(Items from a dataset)

-----

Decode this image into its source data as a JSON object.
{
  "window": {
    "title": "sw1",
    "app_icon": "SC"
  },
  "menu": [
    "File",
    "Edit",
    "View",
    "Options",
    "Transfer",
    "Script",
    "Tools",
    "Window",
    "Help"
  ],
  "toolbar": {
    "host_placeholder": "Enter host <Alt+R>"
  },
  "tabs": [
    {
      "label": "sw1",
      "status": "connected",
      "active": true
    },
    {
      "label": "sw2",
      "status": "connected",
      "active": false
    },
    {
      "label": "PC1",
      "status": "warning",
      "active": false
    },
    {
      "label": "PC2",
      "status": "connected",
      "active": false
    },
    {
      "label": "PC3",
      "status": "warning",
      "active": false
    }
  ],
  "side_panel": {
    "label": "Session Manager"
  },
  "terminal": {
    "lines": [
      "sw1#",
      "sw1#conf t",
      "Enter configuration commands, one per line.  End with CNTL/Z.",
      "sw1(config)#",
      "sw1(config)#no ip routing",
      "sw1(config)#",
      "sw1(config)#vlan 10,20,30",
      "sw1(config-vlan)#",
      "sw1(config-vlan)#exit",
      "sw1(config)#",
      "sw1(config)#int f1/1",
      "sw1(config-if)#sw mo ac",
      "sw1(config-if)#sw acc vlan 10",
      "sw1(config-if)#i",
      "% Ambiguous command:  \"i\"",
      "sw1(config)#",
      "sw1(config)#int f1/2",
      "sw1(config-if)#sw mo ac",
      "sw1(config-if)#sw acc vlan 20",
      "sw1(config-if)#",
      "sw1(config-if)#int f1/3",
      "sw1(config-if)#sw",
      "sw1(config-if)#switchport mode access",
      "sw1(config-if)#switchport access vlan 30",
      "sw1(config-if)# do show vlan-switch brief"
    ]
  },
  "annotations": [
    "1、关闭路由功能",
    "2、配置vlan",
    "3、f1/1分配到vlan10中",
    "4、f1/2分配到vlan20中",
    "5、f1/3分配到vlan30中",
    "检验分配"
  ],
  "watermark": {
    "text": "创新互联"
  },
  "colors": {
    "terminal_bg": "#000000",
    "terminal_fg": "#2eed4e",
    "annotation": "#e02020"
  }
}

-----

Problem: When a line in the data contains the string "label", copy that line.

Task output:
      "label": "sw1",
      "label": "sw2",
      "label": "PC1",
      "label": "PC2",
      "label": "PC3",
    "label": "Session Manager"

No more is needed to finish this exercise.